RECORDS TO USE:
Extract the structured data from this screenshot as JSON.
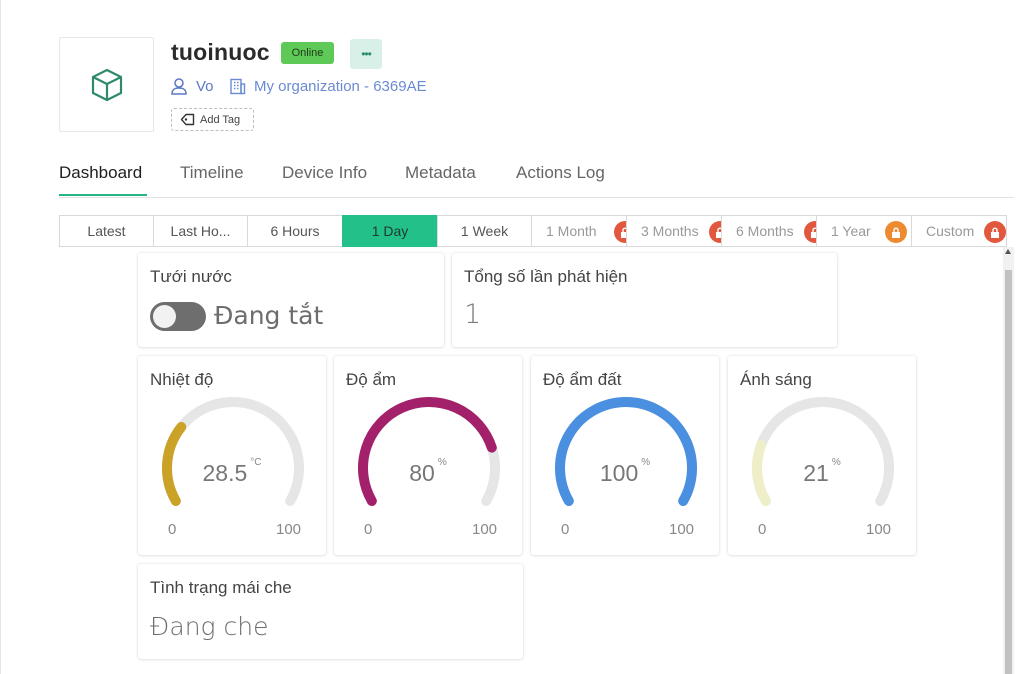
{
  "device": {
    "name": "tuoinuoc",
    "status": "Online",
    "more_label": "•••",
    "owner": "Vo",
    "organization": "My organization - 6369AE",
    "add_tag": "Add Tag"
  },
  "tabs": [
    "Dashboard",
    "Timeline",
    "Device Info",
    "Metadata",
    "Actions Log"
  ],
  "active_tab": "Dashboard",
  "time_ranges": [
    {
      "label": "Latest",
      "locked": false
    },
    {
      "label": "Last Ho...",
      "locked": false
    },
    {
      "label": "6 Hours",
      "locked": false
    },
    {
      "label": "1 Day",
      "locked": false,
      "active": true
    },
    {
      "label": "1 Week",
      "locked": false
    },
    {
      "label": "1 Month",
      "locked": true
    },
    {
      "label": "3 Months",
      "locked": true
    },
    {
      "label": "6 Months",
      "locked": true
    },
    {
      "label": "1 Year",
      "locked": true
    },
    {
      "label": "Custom",
      "locked": true
    }
  ],
  "widgets": {
    "watering": {
      "title": "Tưới nước",
      "state_text": "Đang tắt",
      "on": false
    },
    "detections": {
      "title": "Tổng số lần phát hiện",
      "value": "1"
    },
    "temperature": {
      "title": "Nhiệt độ",
      "value": "28.5",
      "unit": "°C",
      "min": "0",
      "max": "100",
      "fraction": 0.285,
      "color": "#c9a227"
    },
    "humidity": {
      "title": "Độ ẩm",
      "value": "80",
      "unit": "%",
      "min": "0",
      "max": "100",
      "fraction": 0.8,
      "color": "#a3206a"
    },
    "soil_moisture": {
      "title": "Độ ẩm đất",
      "value": "100",
      "unit": "%",
      "min": "0",
      "max": "100",
      "fraction": 1.0,
      "color": "#4a8fe0"
    },
    "light": {
      "title": "Ánh sáng",
      "value": "21",
      "unit": "%",
      "min": "0",
      "max": "100",
      "fraction": 0.21,
      "color": "#eeeec8"
    },
    "roof": {
      "title": "Tình trạng mái che",
      "value": "Đang che"
    }
  },
  "colors": {
    "accent": "#23c08a",
    "online": "#5fc957",
    "gauge_track": "#e6e6e6",
    "lock": "#e2583e"
  }
}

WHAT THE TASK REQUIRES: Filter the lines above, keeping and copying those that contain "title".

SOLUTION TO THIS EXERCISE:
      "title": "Tưới nước",
      "title": "Tổng số lần phát hiện",
      "title": "Nhiệt độ",
      "title": "Độ ẩm",
      "title": "Độ ẩm đất",
      "title": "Ánh sáng",
      "title": "Tình trạng mái che",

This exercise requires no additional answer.